The publishing phenomenon of summer reading, often focused on novels set in vacation destinations, started in the nineteenth century, as both print culture and tourist culture expanded in the United States. As an emerging middle class increasingly embraced summer leisure as a marker of social status, book publishers sought new market opportunities, authors discovered a growing readership, and more readers indulged in lighter fare.
Drawing on publishing records, book reviews, readers’ diaries, and popular novels of the period, Donna Harrington-Lueker explores the beginning of summer reading and the backlash against it. Countering fears about the dangers of leisurely reading—especially for young women—publishers framed summer reading not as a disreputable habit but as a respectable pastime and welcome respite. Books for Idle Hours sheds new light on an ongoing seasonal publishing tradition.
About the Author

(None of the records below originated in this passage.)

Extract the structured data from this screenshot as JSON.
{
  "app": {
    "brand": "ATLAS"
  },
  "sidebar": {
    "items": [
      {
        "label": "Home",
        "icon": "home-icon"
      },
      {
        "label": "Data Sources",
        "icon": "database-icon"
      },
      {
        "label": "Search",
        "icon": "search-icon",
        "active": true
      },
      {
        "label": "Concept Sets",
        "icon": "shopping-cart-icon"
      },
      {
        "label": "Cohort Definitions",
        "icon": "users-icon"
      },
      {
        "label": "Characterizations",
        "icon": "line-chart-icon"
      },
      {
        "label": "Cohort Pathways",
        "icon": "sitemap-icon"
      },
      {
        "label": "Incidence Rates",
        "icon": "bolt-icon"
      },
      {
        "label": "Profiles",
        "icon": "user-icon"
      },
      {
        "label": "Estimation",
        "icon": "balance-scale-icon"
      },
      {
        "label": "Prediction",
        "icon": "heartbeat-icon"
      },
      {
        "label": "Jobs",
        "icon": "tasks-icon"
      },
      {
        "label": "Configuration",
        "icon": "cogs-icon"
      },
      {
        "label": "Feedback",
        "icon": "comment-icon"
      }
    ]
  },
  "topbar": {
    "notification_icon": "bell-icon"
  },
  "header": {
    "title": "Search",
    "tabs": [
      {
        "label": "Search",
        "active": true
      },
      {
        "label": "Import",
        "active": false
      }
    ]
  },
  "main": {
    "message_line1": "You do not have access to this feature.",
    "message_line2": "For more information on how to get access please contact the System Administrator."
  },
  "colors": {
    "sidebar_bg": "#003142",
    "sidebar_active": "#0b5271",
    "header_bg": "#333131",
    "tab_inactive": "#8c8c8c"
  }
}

Donna Harrington-Lueker is professor of English at Salve Regina University.
"Books for Idle Hours is a well-written, carefully researched work on the history of the summer novel and summer reading. This is an important topic in the history of reading in America that has received little scholarly attention."—Tom Glynn, author of Reading Publics: New York City’s Public Libraries, 1754–1911
"This book’s research is impressive, including summaries of popular literature, both by known and unknown authors; the economics of nineteenth-century publishing; discourses generated by the literary press and marketing strategies; and the exploration of space and reading practices."—Ardis Cameron, author of Unbuttoning America: A Biography of “Peyton Place”